* [Task objective] From the first line to the last, give the records again exactly and skip the pictures.

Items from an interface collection
+-------+

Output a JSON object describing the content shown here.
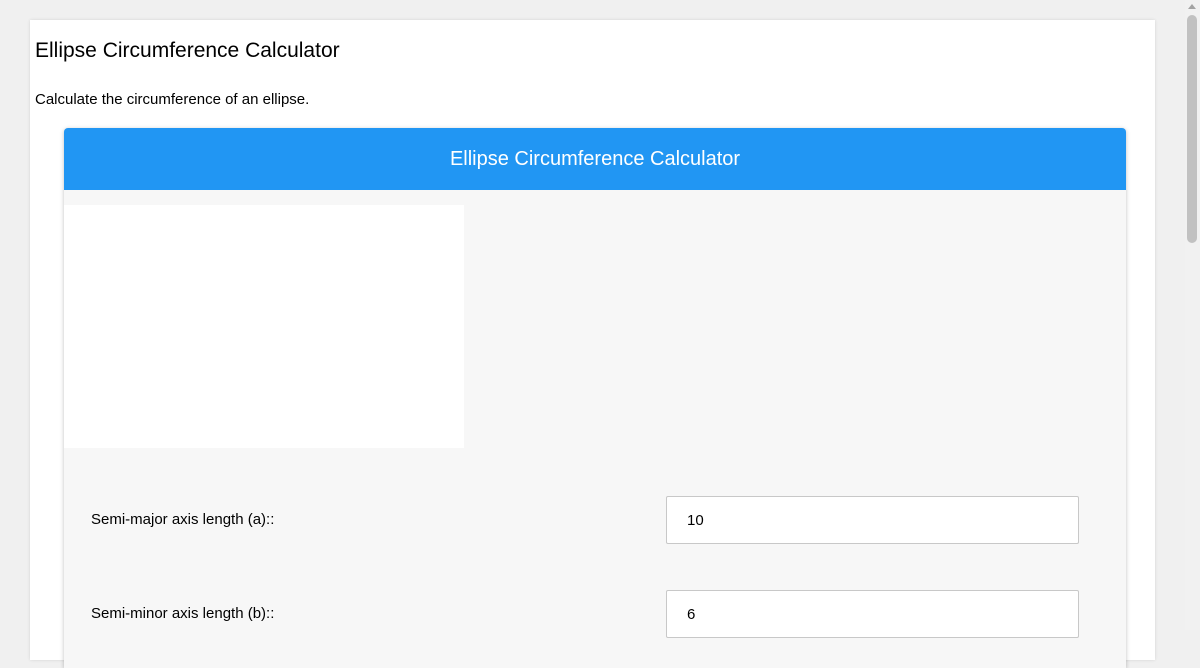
{
  "page": {
    "title": "Ellipse Circumference Calculator",
    "description": "Calculate the circumference of an ellipse."
  },
  "calculator": {
    "header": "Ellipse Circumference Calculator",
    "fields": [
      {
        "label": "Semi-major axis length (a)::",
        "value": "10"
      },
      {
        "label": "Semi-minor axis length (b)::",
        "value": "6"
      }
    ]
  },
  "colors": {
    "header_background": "#2196f3",
    "card_background": "#f7f7f7"
  }
}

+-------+

* [Written response]
Output a JSON object describing the content shown here.
{
  "page": {
    "title": "Ellipse Circumference Calculator",
    "description": "Calculate the circumference of an ellipse."
  },
  "calculator": {
    "header": "Ellipse Circumference Calculator",
    "fields": [
      {
        "label": "Semi-major axis length (a)::",
        "value": "10"
      },
      {
        "label": "Semi-minor axis length (b)::",
        "value": "6"
      }
    ]
  },
  "colors": {
    "header_background": "#2196f3",
    "card_background": "#f7f7f7"
  }
}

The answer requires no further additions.